Your task — Below are records to reproduce in full; copy them exactly but keep the pictures out.

[Opening Listed entries section]

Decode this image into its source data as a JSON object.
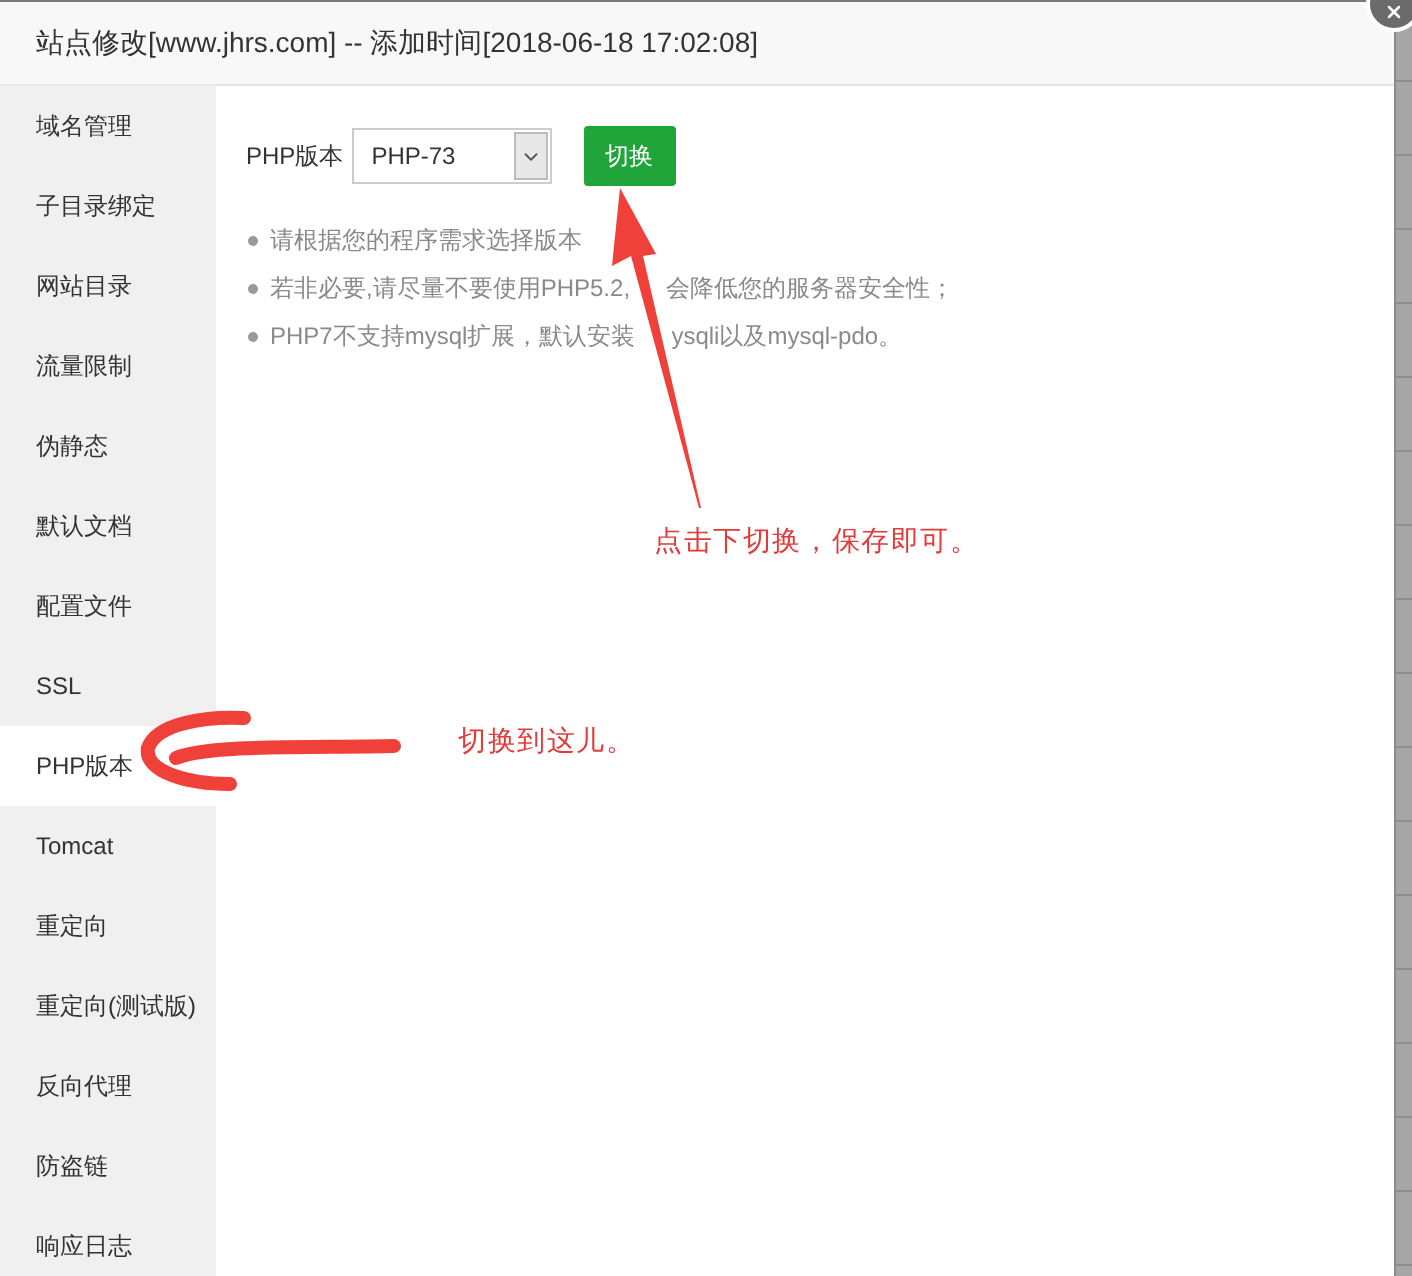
{
  "dialog": {
    "title": "站点修改[www.jhrs.com] -- 添加时间[2018-06-18 17:02:08]"
  },
  "sidebar": {
    "items": [
      {
        "label": "域名管理",
        "selected": false
      },
      {
        "label": "子目录绑定",
        "selected": false
      },
      {
        "label": "网站目录",
        "selected": false
      },
      {
        "label": "流量限制",
        "selected": false
      },
      {
        "label": "伪静态",
        "selected": false
      },
      {
        "label": "默认文档",
        "selected": false
      },
      {
        "label": "配置文件",
        "selected": false
      },
      {
        "label": "SSL",
        "selected": false
      },
      {
        "label": "PHP版本",
        "selected": true
      },
      {
        "label": "Tomcat",
        "selected": false
      },
      {
        "label": "重定向",
        "selected": false
      },
      {
        "label": "重定向(测试版)",
        "selected": false
      },
      {
        "label": "反向代理",
        "selected": false
      },
      {
        "label": "防盗链",
        "selected": false
      },
      {
        "label": "响应日志",
        "selected": false
      }
    ]
  },
  "php_version": {
    "label": "PHP版本",
    "select": {
      "value": "PHP-73"
    },
    "button": "切换"
  },
  "notes": [
    {
      "parts": [
        "请根据您的程序需求选择版本"
      ]
    },
    {
      "parts": [
        "若非必要,请尽量不要使用PHP5.2,",
        "会降低您的服务器安全性；"
      ]
    },
    {
      "parts": [
        "PHP7不支持mysql扩展，默认安装",
        "ysqli以及mysql-pdo。"
      ]
    }
  ],
  "annotations": [
    {
      "kind": "arrow",
      "text": "点击下切换，保存即可。"
    },
    {
      "kind": "stroke",
      "text": "切换到这儿。"
    }
  ]
}
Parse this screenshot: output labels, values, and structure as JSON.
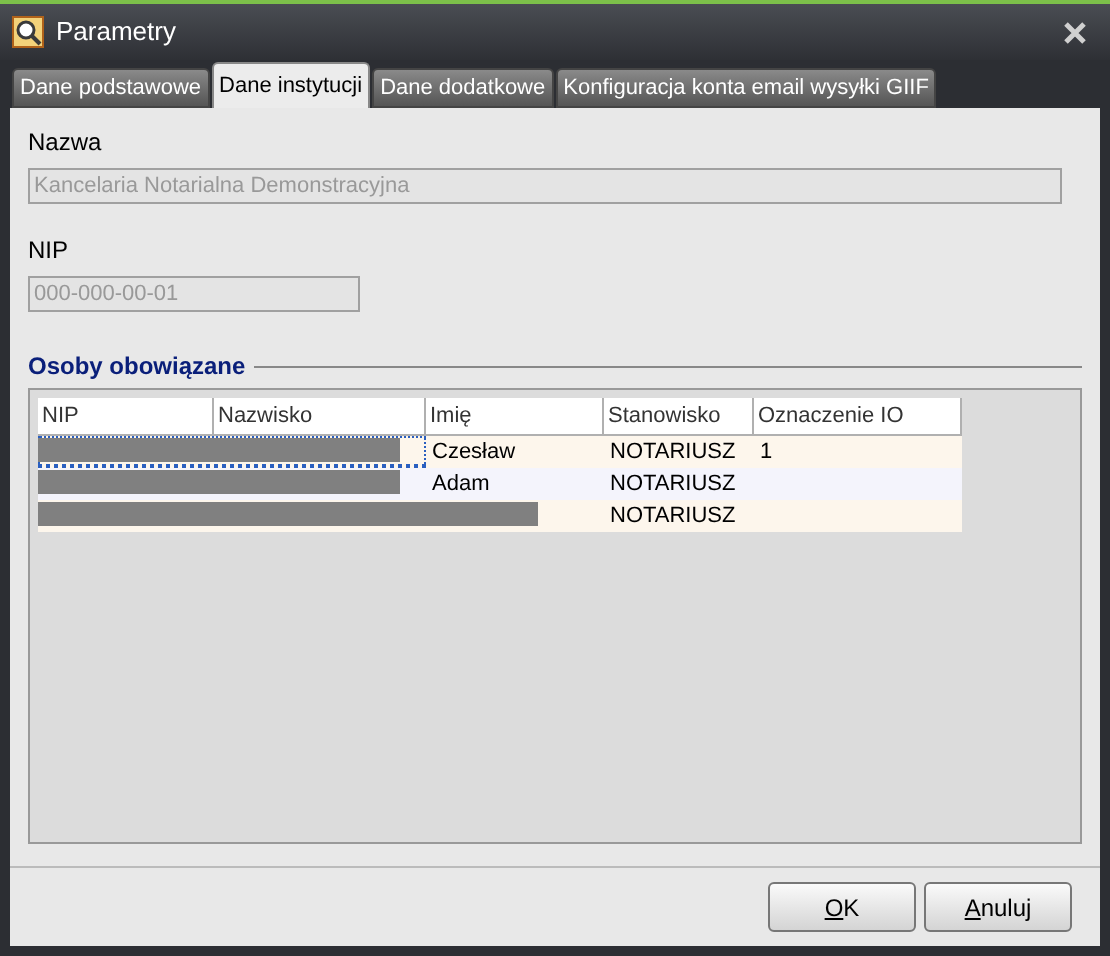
{
  "window": {
    "title": "Parametry"
  },
  "tabs": [
    {
      "label": "Dane podstawowe",
      "selected": false
    },
    {
      "label": "Dane instytucji",
      "selected": true
    },
    {
      "label": "Dane dodatkowe",
      "selected": false
    },
    {
      "label": "Konfiguracja konta email wysyłki GIIF",
      "selected": false
    }
  ],
  "fields": [
    {
      "label": "Nazwa",
      "value": "Kancelaria Notarialna Demonstracyjna",
      "disabled": true,
      "kind": "wide"
    },
    {
      "label": "NIP",
      "value": "000-000-00-01",
      "disabled": true,
      "kind": "narrow"
    }
  ],
  "group": {
    "title": "Osoby obowiązane"
  },
  "table": {
    "columns": [
      "NIP",
      "Nazwisko",
      "Imię",
      "Stanowisko",
      "Oznaczenie IO"
    ],
    "rows": [
      {
        "kind": "short_redaction",
        "selected": true,
        "cells": [
          "",
          "",
          "Czesław",
          "NOTARIUSZ",
          "1"
        ]
      },
      {
        "kind": "short_redaction",
        "selected": false,
        "cells": [
          "",
          "",
          "Adam",
          "NOTARIUSZ",
          ""
        ]
      },
      {
        "kind": "long_redaction",
        "selected": false,
        "cells": [
          "",
          "",
          "",
          "NOTARIUSZ",
          ""
        ]
      }
    ]
  },
  "buttons": [
    {
      "label": "OK"
    },
    {
      "label": "Anuluj"
    }
  ]
}
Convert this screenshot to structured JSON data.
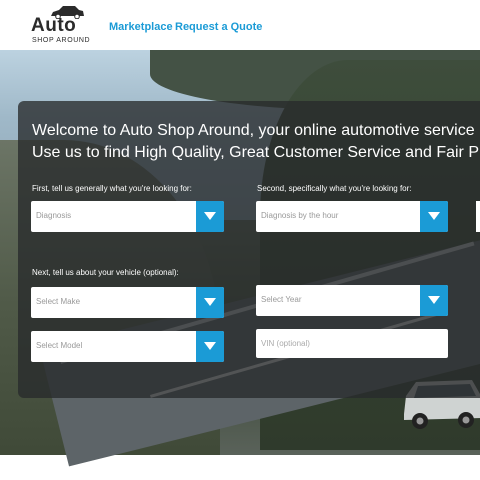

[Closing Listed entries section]

Task answer —
Decode this image into its source data as a JSON object.
{
  "dialog": {
    "title": "站点修改[www.jhrs.com] -- 添加时间[2018-06-18 17:02:08]"
  },
  "sidebar": {
    "items": [
      {
        "label": "域名管理",
        "selected": false
      },
      {
        "label": "子目录绑定",
        "selected": false
      },
      {
        "label": "网站目录",
        "selected": false
      },
      {
        "label": "流量限制",
        "selected": false
      },
      {
        "label": "伪静态",
        "selected": false
      },
      {
        "label": "默认文档",
        "selected": false
      },
      {
        "label": "配置文件",
        "selected": false
      },
      {
        "label": "SSL",
        "selected": false
      },
      {
        "label": "PHP版本",
        "selected": true
      },
      {
        "label": "Tomcat",
        "selected": false
      },
      {
        "label": "重定向",
        "selected": false
      },
      {
        "label": "重定向(测试版)",
        "selected": false
      },
      {
        "label": "反向代理",
        "selected": false
      },
      {
        "label": "防盗链",
        "selected": false
      },
      {
        "label": "响应日志",
        "selected": false
      }
    ]
  },
  "php_version": {
    "label": "PHP版本",
    "select": {
      "value": "PHP-73"
    },
    "button": "切换"
  },
  "notes": [
    {
      "parts": [
        "请根据您的程序需求选择版本"
      ]
    },
    {
      "parts": [
        "若非必要,请尽量不要使用PHP5.2,",
        "会降低您的服务器安全性；"
      ]
    },
    {
      "parts": [
        "PHP7不支持mysql扩展，默认安装",
        "ysqli以及mysql-pdo。"
      ]
    }
  ],
  "annotations": [
    {
      "kind": "arrow",
      "text": "点击下切换，保存即可。"
    },
    {
      "kind": "stroke",
      "text": "切换到这儿。"
    }
  ]
}
Parse this screenshot: output labels, values, and structure as JSON.
{
  "window": {
    "title": "Parametry"
  },
  "tabs": [
    {
      "label": "Dane podstawowe",
      "selected": false
    },
    {
      "label": "Dane instytucji",
      "selected": true
    },
    {
      "label": "Dane dodatkowe",
      "selected": false
    },
    {
      "label": "Konfiguracja konta email wysyłki GIIF",
      "selected": false
    }
  ],
  "fields": [
    {
      "label": "Nazwa",
      "value": "Kancelaria Notarialna Demonstracyjna",
      "disabled": true,
      "kind": "wide"
    },
    {
      "label": "NIP",
      "value": "000-000-00-01",
      "disabled": true,
      "kind": "narrow"
    }
  ],
  "group": {
    "title": "Osoby obowiązane"
  },
  "table": {
    "columns": [
      "NIP",
      "Nazwisko",
      "Imię",
      "Stanowisko",
      "Oznaczenie IO"
    ],
    "rows": [
      {
        "kind": "short_redaction",
        "selected": true,
        "cells": [
          "",
          "",
          "Czesław",
          "NOTARIUSZ",
          "1"
        ]
      },
      {
        "kind": "short_redaction",
        "selected": false,
        "cells": [
          "",
          "",
          "Adam",
          "NOTARIUSZ",
          ""
        ]
      },
      {
        "kind": "long_redaction",
        "selected": false,
        "cells": [
          "",
          "",
          "",
          "NOTARIUSZ",
          ""
        ]
      }
    ]
  },
  "buttons": [
    {
      "label": "OK"
    },
    {
      "label": "Anuluj"
    }
  ]
}
Convert this screenshot to structured JSON data.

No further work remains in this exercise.